## ENTRIES SHOWN
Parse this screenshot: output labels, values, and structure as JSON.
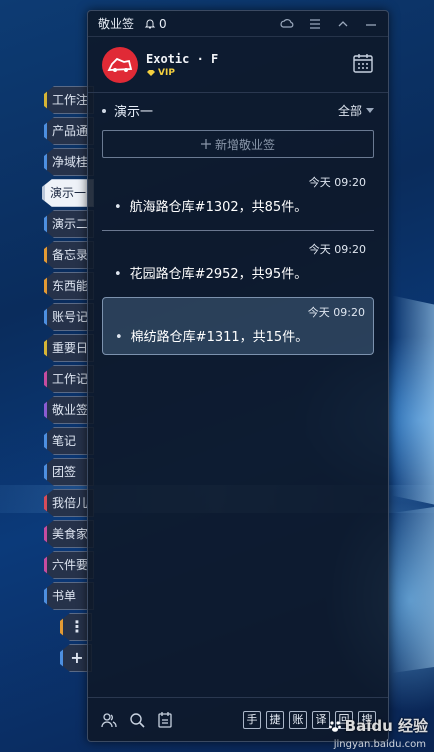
{
  "window": {
    "app_title": "敬业签",
    "notify_count": "0"
  },
  "user": {
    "name": "Exotic · F",
    "badge": "VIP"
  },
  "tabs": [
    {
      "label": "工作注",
      "color": "yellow"
    },
    {
      "label": "产品通",
      "color": "blue"
    },
    {
      "label": "净域桂",
      "color": "blue"
    },
    {
      "label": "演示一",
      "color": "blue",
      "active": true
    },
    {
      "label": "演示二",
      "color": "blue"
    },
    {
      "label": "备忘录",
      "color": "orange"
    },
    {
      "label": "东西能",
      "color": "orange"
    },
    {
      "label": "账号记",
      "color": "blue"
    },
    {
      "label": "重要日",
      "color": "yellow"
    },
    {
      "label": "工作记",
      "color": "pink"
    },
    {
      "label": "敬业签",
      "color": "purple"
    },
    {
      "label": "笔记",
      "color": "blue"
    },
    {
      "label": "团签",
      "color": "blue"
    },
    {
      "label": "我倍儿",
      "color": "red"
    },
    {
      "label": "美食家",
      "color": "pink"
    },
    {
      "label": "六件要",
      "color": "pink"
    },
    {
      "label": "书单",
      "color": "blue"
    }
  ],
  "tab_more": "⋮",
  "tab_add": "+",
  "list": {
    "title": "演示一",
    "filter": "全部",
    "add_label": "新增敬业签"
  },
  "notes": [
    {
      "time": "今天  09:20",
      "text": "航海路仓库#1302，共85件。"
    },
    {
      "time": "今天  09:20",
      "text": "花园路仓库#2952，共95件。"
    },
    {
      "time": "今天  09:20",
      "text": "棉纺路仓库#1311，共15件。"
    }
  ],
  "toolbar_keys": [
    "手",
    "捷",
    "账",
    "译",
    "回",
    "搜"
  ],
  "watermark": {
    "brand": "Baidu 经验",
    "url": "jingyan.baidu.com"
  }
}
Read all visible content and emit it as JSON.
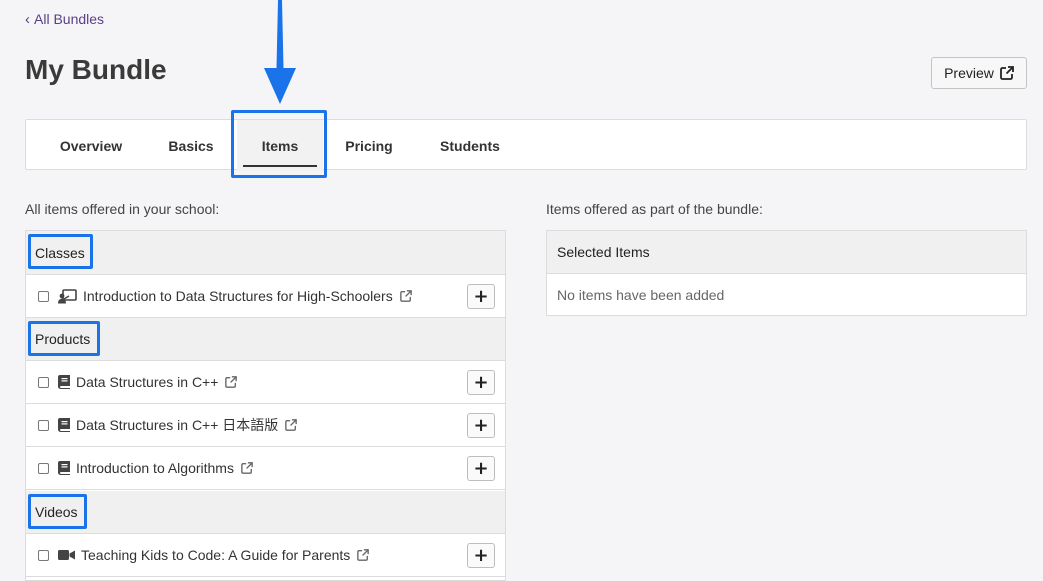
{
  "nav": {
    "back_label": "All Bundles"
  },
  "page": {
    "title": "My Bundle"
  },
  "toolbar": {
    "preview_label": "Preview"
  },
  "tabs": [
    {
      "label": "Overview"
    },
    {
      "label": "Basics"
    },
    {
      "label": "Items",
      "active": true
    },
    {
      "label": "Pricing"
    },
    {
      "label": "Students"
    }
  ],
  "school_items": {
    "label": "All items offered in your school:",
    "categories": [
      {
        "name": "Classes",
        "icon": "live-class-icon",
        "items": [
          {
            "name": "Introduction to Data Structures for High-Schoolers",
            "checked": false
          }
        ]
      },
      {
        "name": "Products",
        "icon": "book-icon",
        "items": [
          {
            "name": "Data Structures in C++",
            "checked": false
          },
          {
            "name": "Data Structures in C++ 日本語版",
            "checked": false
          },
          {
            "name": "Introduction to Algorithms",
            "checked": false
          }
        ]
      },
      {
        "name": "Videos",
        "icon": "video-camera-icon",
        "items": [
          {
            "name": "Teaching Kids to Code: A Guide for Parents",
            "checked": false
          }
        ]
      }
    ],
    "add_label": "+"
  },
  "bundle_items": {
    "label": "Items offered as part of the bundle:",
    "header": "Selected Items",
    "empty_text": "No items have been added"
  },
  "colors": {
    "highlight": "#1a73e8",
    "link": "#5b3f86"
  }
}
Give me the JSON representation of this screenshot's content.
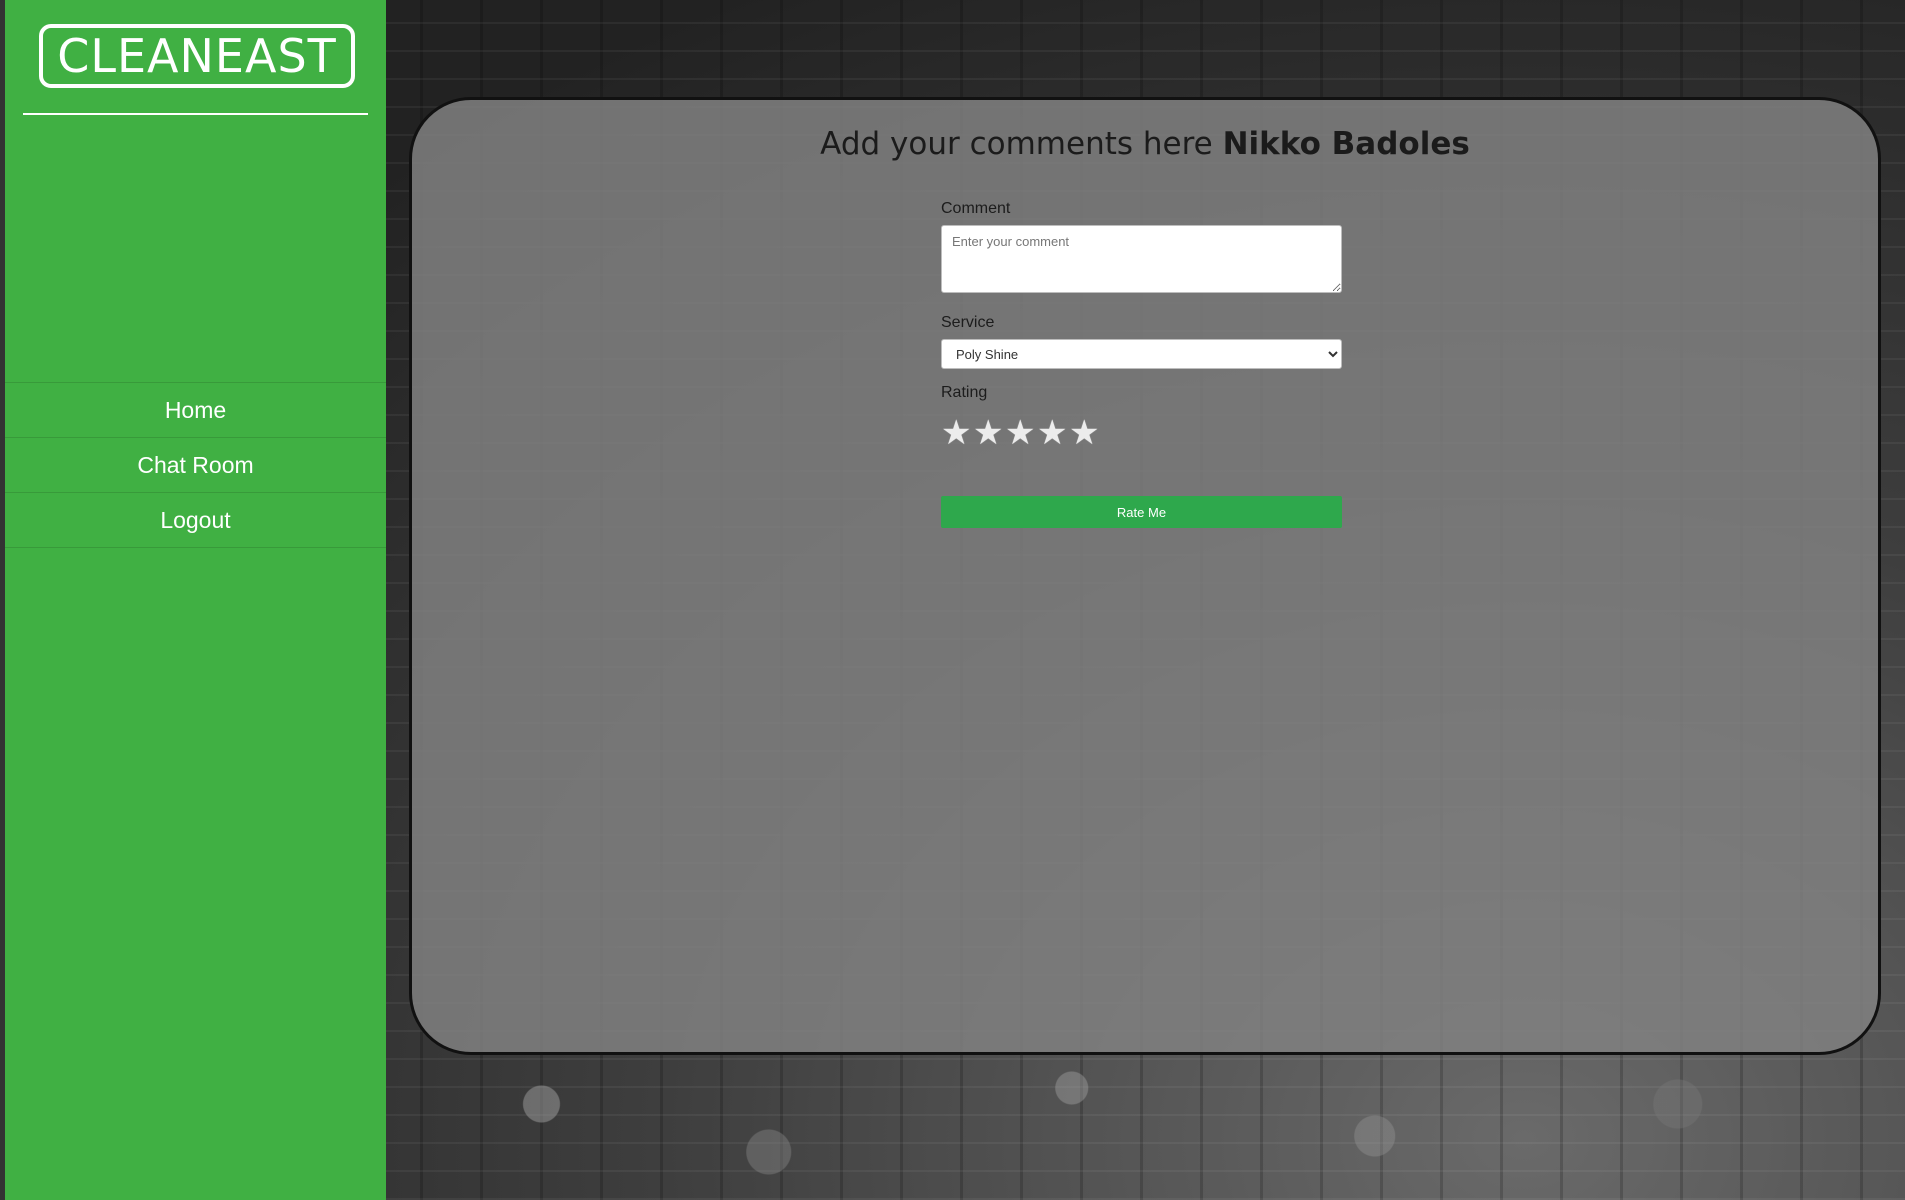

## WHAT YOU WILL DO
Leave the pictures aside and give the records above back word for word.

## RESPONSE
Parse this screenshot: output labels, values, and structure as JSON.
{
  "window": {
    "app_title": "敬业签",
    "notify_count": "0"
  },
  "user": {
    "name": "Exotic · F",
    "badge": "VIP"
  },
  "tabs": [
    {
      "label": "工作注",
      "color": "yellow"
    },
    {
      "label": "产品通",
      "color": "blue"
    },
    {
      "label": "净域桂",
      "color": "blue"
    },
    {
      "label": "演示一",
      "color": "blue",
      "active": true
    },
    {
      "label": "演示二",
      "color": "blue"
    },
    {
      "label": "备忘录",
      "color": "orange"
    },
    {
      "label": "东西能",
      "color": "orange"
    },
    {
      "label": "账号记",
      "color": "blue"
    },
    {
      "label": "重要日",
      "color": "yellow"
    },
    {
      "label": "工作记",
      "color": "pink"
    },
    {
      "label": "敬业签",
      "color": "purple"
    },
    {
      "label": "笔记",
      "color": "blue"
    },
    {
      "label": "团签",
      "color": "blue"
    },
    {
      "label": "我倍儿",
      "color": "red"
    },
    {
      "label": "美食家",
      "color": "pink"
    },
    {
      "label": "六件要",
      "color": "pink"
    },
    {
      "label": "书单",
      "color": "blue"
    }
  ],
  "tab_more": "⋮",
  "tab_add": "+",
  "list": {
    "title": "演示一",
    "filter": "全部",
    "add_label": "新增敬业签"
  },
  "notes": [
    {
      "time": "今天  09:20",
      "text": "航海路仓库#1302，共85件。"
    },
    {
      "time": "今天  09:20",
      "text": "花园路仓库#2952，共95件。"
    },
    {
      "time": "今天  09:20",
      "text": "棉纺路仓库#1311，共15件。"
    }
  ],
  "toolbar_keys": [
    "手",
    "捷",
    "账",
    "译",
    "回",
    "搜"
  ],
  "watermark": {
    "brand": "Baidu 经验",
    "url": "jingyan.baidu.com"
  }
}
Read all visible content and emit it as JSON.
{
  "nav": {
    "back_label": "All Bundles"
  },
  "page": {
    "title": "My Bundle"
  },
  "toolbar": {
    "preview_label": "Preview"
  },
  "tabs": [
    {
      "label": "Overview"
    },
    {
      "label": "Basics"
    },
    {
      "label": "Items",
      "active": true
    },
    {
      "label": "Pricing"
    },
    {
      "label": "Students"
    }
  ],
  "school_items": {
    "label": "All items offered in your school:",
    "categories": [
      {
        "name": "Classes",
        "icon": "live-class-icon",
        "items": [
          {
            "name": "Introduction to Data Structures for High-Schoolers",
            "checked": false
          }
        ]
      },
      {
        "name": "Products",
        "icon": "book-icon",
        "items": [
          {
            "name": "Data Structures in C++",
            "checked": false
          },
          {
            "name": "Data Structures in C++ 日本語版",
            "checked": false
          },
          {
            "name": "Introduction to Algorithms",
            "checked": false
          }
        ]
      },
      {
        "name": "Videos",
        "icon": "video-camera-icon",
        "items": [
          {
            "name": "Teaching Kids to Code: A Guide for Parents",
            "checked": false
          }
        ]
      }
    ],
    "add_label": "+"
  },
  "bundle_items": {
    "label": "Items offered as part of the bundle:",
    "header": "Selected Items",
    "empty_text": "No items have been added"
  },
  "colors": {
    "highlight": "#1a73e8",
    "link": "#5b3f86"
  }
}
Give me the JSON representation of this screenshot's content.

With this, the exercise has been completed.